- Canon EF-S 18-200mm f/3.5-5.6 IS – If you are looking for one great all purpose lens that won’t explode your budget, this is it.
- Canon EF 70-200mm f/2.8L – Semi-expensive but still the best telephoto lens with image stabilization. Very highly suggested.
- Sigma Zoom Super Wide Angle AF 17-70mm f/2.8-4.5 – Superb value in a wide angle lens. This Sigma, combined with the Canon telephoto (above) makes the perfect lens duo for your new Canon, giving you a combined zoom of 17-200mm.
- Canon EF 600mm f/4L IS USM Super Telephoto – Our dream lens. Very expensive but unbelievably good for sports and animal photography.
- Lens set: Tamron 28-80mm f/3.5-5.6 and 75-300mm f/4-5.6 – We hesitated mentioning this two-lens set because neither one of these lens are outstanding. However, they produce about the same quality of photos that the lens that’s included in the standard Canon kit does while providing a much greater range of focal lengths. This Tamron lens set is an ideal purchase if you are starting out in photography or if you absolutely can’t afford one of the better, more expensive, lenses above.
- 50mm f/1.8 – No zoom but super fast, very light and an amazing value at only $80. We carry it along with a $1,000 lens and when both are at 50mm this cheap lens might even be better. It is a must-have 2nd or 3rd lens no matter what your budget is.
The Best Backpacks For SLR Cameras
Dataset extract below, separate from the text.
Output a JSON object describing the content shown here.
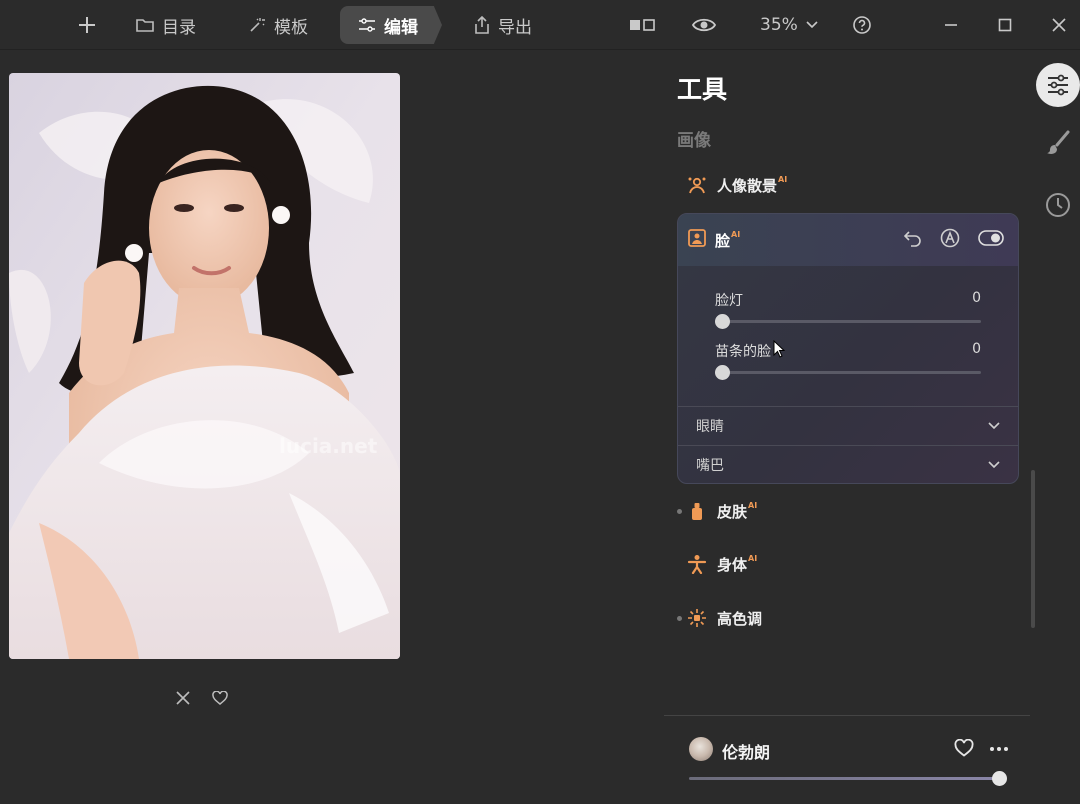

The Ratio of Megapixels to Photo Print Size
Why the Olympus Evolt E420 Should Be Your First Digital SLR
The Cool, Pocketable Flip Mino Camcorder (HD)
Professional, Super HD with the Sanyo Xacti HD1010 Camcorder